The Irish College of General Practitioners has warned patients to always follow their doctor's advice
A team of British experts has warned that traditional advice telling patients to always complete the full course of prescribed antibiotics should be dropped.
A controversial new article, published in the British Medical Journal yesterday, has warned that the 'complete the course' guideline could be doing more harm than good.
For decades GPs have urged patients to finish the entire packet - even after their symptoms have gone away.
However a British team led by two top infectious disease experts has claimed there is little scientific evidence to back up the advice – and has warned that the standard advice could be driving human resistance to the medicine.
However, family doctors have voiced their concern that the conflicting advice could leave patients confused.
This morning, a leading Irish antibiotics expert has warned that the article was targeted at the medical profession not patients.
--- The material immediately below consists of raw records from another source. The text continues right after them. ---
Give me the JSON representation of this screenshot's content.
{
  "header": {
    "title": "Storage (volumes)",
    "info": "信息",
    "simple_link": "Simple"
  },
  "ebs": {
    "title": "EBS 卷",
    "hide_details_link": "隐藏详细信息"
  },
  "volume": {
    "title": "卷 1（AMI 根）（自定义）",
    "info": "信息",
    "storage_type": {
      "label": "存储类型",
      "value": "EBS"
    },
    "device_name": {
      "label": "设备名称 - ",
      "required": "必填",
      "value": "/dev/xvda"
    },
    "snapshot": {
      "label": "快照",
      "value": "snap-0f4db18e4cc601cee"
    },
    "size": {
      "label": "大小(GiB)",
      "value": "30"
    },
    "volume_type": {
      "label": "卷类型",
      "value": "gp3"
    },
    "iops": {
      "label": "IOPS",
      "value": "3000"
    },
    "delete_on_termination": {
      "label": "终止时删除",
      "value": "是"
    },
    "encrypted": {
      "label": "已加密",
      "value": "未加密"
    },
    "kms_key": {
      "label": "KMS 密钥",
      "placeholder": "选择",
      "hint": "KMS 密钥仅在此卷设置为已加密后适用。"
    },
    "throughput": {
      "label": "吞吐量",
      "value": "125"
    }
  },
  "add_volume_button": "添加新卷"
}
Dr Nuala O'Connor of the Irish College of General Practitioners said patients should always follow the advice of their doctor.
“The message that was interpreted in the newspapers [this morning] was that you should stop antibiotics once you feel better and I think that is incorrect and that would be misleading to patients,” she said.
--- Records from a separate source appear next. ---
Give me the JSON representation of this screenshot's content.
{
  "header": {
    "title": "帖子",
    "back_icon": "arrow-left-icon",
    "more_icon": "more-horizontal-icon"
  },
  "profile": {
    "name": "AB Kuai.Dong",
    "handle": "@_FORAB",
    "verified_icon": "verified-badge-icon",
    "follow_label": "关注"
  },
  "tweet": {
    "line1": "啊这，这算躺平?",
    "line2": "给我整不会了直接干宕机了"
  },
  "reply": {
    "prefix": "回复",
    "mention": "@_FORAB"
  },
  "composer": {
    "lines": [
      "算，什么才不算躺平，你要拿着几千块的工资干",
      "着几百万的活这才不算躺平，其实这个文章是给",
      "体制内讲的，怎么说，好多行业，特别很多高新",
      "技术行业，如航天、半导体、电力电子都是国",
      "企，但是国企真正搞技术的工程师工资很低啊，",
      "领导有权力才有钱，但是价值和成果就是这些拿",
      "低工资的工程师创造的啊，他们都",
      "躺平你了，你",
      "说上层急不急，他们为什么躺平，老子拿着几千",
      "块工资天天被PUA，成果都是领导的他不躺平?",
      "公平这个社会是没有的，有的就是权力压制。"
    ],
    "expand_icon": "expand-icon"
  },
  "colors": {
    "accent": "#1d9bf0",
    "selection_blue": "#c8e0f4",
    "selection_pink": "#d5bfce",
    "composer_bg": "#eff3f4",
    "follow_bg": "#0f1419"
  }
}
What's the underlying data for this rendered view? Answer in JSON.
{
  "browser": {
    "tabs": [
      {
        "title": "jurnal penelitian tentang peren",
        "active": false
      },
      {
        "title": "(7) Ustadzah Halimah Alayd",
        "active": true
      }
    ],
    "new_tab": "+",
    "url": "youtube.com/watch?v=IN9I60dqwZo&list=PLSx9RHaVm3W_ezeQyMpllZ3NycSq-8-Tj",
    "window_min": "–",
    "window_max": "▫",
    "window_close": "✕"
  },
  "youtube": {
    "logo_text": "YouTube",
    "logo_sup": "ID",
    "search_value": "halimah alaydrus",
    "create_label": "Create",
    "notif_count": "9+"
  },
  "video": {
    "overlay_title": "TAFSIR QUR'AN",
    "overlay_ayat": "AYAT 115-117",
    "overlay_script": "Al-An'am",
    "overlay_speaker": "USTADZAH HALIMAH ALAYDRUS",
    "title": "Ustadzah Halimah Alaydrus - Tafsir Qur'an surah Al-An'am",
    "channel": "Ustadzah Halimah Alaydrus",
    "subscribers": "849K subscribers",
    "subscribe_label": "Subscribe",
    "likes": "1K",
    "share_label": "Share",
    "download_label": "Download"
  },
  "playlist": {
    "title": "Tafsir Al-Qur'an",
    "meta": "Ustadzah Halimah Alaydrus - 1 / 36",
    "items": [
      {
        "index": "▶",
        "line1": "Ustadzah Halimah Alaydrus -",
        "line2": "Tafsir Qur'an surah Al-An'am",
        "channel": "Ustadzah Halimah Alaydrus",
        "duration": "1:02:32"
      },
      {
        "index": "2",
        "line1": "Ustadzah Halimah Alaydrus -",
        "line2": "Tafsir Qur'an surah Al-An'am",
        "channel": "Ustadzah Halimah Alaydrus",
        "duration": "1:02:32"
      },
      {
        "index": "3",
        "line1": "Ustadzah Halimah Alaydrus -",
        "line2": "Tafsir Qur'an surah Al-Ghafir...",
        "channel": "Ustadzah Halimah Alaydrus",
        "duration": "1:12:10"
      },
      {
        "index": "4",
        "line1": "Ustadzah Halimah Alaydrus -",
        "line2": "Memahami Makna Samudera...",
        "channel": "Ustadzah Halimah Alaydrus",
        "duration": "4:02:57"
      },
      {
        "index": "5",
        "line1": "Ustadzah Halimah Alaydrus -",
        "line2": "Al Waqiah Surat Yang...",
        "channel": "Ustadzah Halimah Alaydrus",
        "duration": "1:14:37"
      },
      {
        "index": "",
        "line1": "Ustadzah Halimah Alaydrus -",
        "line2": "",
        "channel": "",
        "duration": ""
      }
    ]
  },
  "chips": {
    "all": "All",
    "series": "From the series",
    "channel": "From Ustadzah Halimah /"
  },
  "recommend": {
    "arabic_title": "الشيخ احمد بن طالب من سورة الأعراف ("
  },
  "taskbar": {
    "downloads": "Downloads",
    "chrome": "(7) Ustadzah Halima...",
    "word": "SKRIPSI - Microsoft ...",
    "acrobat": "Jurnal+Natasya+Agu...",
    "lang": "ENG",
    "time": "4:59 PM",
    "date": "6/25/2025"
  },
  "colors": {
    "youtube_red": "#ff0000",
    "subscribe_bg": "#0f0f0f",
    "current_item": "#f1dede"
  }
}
“What it is is that you should take the course of antibiotics as prescribed and that doctors need to be careful that they only prescribe the necessary course of antibiotics for a particular patient for a particular condition.”
The article, led by Professor Martin Llewelyn of the Brighton and Sussex Medical School, claims that in many cases stopping antibiotics as soon as possible is a safe and effective way to reduce overuse.
The researchers pointed to some notable exceptions – such as those used to treat tuberculosis.
They called for further research to find the most appropriate alternative messages to provide to patients – including telling them to stop when they feel better.
Responding to the article, Dr Dilip Nathwani, chair of the European Study Group on Antibiotic Policies said he was unable to support the call to drop the traditional ‘complete the course’ advice but would be “open to further debate.”
“The evidence they offer in support of their call is sparse and their advice is potentially very confusing for patients,” he said.
“Much clearer evidence and advice are needed before changes in policy are considered, as are further studies to assess the harm that stopping antibiotics early might cause patients, particularly those in high risk or vulnerable groups such as the very young, elderly and those unable for whatever reason to make decisions about their treatment options.”
He said the suggestion that patient s should stop when they feel better is “too subjective” adding that in the best case it will lead to patients stockpiling the medicine for future use without medical advice.
Furthermore he warned that inappropriate antibiotic use will “almost certainly contribute to a rise in antibiotic resistance rates.”
“The decision to end antibiotic treatment early should be a clinical decision,” he said.
Professor Helen Stokes-Lampard of the British Royal College of GPs said the article was “an interesting editorial” but warned nothing has changed in terms of the antibiotics that will be prescribed or how long you should take them for.